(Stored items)
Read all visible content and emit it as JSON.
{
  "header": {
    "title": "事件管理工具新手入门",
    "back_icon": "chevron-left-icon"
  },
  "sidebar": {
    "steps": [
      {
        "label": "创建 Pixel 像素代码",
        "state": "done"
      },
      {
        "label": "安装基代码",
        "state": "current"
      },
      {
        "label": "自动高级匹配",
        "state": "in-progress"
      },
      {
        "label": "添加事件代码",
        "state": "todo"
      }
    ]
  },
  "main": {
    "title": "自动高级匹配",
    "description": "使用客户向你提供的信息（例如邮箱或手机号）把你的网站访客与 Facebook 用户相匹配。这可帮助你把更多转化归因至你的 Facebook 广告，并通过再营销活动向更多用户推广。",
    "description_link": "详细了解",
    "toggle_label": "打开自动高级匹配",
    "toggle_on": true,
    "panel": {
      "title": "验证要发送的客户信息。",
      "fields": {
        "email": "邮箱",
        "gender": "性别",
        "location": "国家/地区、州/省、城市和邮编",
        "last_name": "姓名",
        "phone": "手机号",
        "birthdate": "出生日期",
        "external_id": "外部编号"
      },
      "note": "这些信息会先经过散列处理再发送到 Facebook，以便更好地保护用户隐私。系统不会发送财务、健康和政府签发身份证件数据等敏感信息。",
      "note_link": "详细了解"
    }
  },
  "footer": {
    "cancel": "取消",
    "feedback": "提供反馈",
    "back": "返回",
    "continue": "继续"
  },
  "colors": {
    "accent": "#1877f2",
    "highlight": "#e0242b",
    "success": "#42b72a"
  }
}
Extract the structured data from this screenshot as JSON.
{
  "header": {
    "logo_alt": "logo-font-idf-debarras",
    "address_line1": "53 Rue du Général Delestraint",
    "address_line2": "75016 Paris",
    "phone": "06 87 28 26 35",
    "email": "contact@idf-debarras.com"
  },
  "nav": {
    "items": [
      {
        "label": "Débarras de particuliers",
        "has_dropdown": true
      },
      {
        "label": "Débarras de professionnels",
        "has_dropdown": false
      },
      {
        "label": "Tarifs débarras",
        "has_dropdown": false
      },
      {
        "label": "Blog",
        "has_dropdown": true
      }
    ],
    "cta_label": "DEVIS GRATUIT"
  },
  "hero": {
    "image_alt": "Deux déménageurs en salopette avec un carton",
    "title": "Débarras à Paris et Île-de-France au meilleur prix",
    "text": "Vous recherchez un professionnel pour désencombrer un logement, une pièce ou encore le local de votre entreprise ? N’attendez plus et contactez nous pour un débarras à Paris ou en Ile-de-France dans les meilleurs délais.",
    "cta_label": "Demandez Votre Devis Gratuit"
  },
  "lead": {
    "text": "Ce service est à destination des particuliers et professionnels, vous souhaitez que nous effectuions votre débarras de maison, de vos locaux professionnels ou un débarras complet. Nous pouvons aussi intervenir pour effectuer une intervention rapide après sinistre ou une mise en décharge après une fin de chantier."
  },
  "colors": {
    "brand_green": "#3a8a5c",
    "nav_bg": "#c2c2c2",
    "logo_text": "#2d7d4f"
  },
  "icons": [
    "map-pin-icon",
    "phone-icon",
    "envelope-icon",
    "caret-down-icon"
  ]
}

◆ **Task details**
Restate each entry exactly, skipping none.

◆ **Solution to the problem**
Read all visible content and emit it as JSON.
{
  "header": {
    "title": "事件管理工具新手入门",
    "back_icon": "chevron-left-icon"
  },
  "sidebar": {
    "steps": [
      {
        "label": "创建 Pixel 像素代码",
        "state": "done"
      },
      {
        "label": "安装基代码",
        "state": "current"
      },
      {
        "label": "自动高级匹配",
        "state": "in-progress"
      },
      {
        "label": "添加事件代码",
        "state": "todo"
      }
    ]
  },
  "main": {
    "title": "自动高级匹配",
    "description": "使用客户向你提供的信息（例如邮箱或手机号）把你的网站访客与 Facebook 用户相匹配。这可帮助你把更多转化归因至你的 Facebook 广告，并通过再营销活动向更多用户推广。",
    "description_link": "详细了解",
    "toggle_label": "打开自动高级匹配",
    "toggle_on": true,
    "panel": {
      "title": "验证要发送的客户信息。",
      "fields": {
        "email": "邮箱",
        "gender": "性别",
        "location": "国家/地区、州/省、城市和邮编",
        "last_name": "姓名",
        "phone": "手机号",
        "birthdate": "出生日期",
        "external_id": "外部编号"
      },
      "note": "这些信息会先经过散列处理再发送到 Facebook，以便更好地保护用户隐私。系统不会发送财务、健康和政府签发身份证件数据等敏感信息。",
      "note_link": "详细了解"
    }
  },
  "footer": {
    "cancel": "取消",
    "feedback": "提供反馈",
    "back": "返回",
    "continue": "继续"
  },
  "colors": {
    "accent": "#1877f2",
    "highlight": "#e0242b",
    "success": "#42b72a"
  }
}
Extract the structured data from this screenshot as JSON.
{
  "header": {
    "logo_alt": "logo-font-idf-debarras",
    "address_line1": "53 Rue du Général Delestraint",
    "address_line2": "75016 Paris",
    "phone": "06 87 28 26 35",
    "email": "contact@idf-debarras.com"
  },
  "nav": {
    "items": [
      {
        "label": "Débarras de particuliers",
        "has_dropdown": true
      },
      {
        "label": "Débarras de professionnels",
        "has_dropdown": false
      },
      {
        "label": "Tarifs débarras",
        "has_dropdown": false
      },
      {
        "label": "Blog",
        "has_dropdown": true
      }
    ],
    "cta_label": "DEVIS GRATUIT"
  },
  "hero": {
    "image_alt": "Deux déménageurs en salopette avec un carton",
    "title": "Débarras à Paris et Île-de-France au meilleur prix",
    "text": "Vous recherchez un professionnel pour désencombrer un logement, une pièce ou encore le local de votre entreprise ? N’attendez plus et contactez nous pour un débarras à Paris ou en Ile-de-France dans les meilleurs délais.",
    "cta_label": "Demandez Votre Devis Gratuit"
  },
  "lead": {
    "text": "Ce service est à destination des particuliers et professionnels, vous souhaitez que nous effectuions votre débarras de maison, de vos locaux professionnels ou un débarras complet. Nous pouvons aussi intervenir pour effectuer une intervention rapide après sinistre ou une mise en décharge après une fin de chantier."
  },
  "colors": {
    "brand_green": "#3a8a5c",
    "nav_bg": "#c2c2c2",
    "logo_text": "#2d7d4f"
  },
  "icons": [
    "map-pin-icon",
    "phone-icon",
    "envelope-icon",
    "caret-down-icon"
  ]
}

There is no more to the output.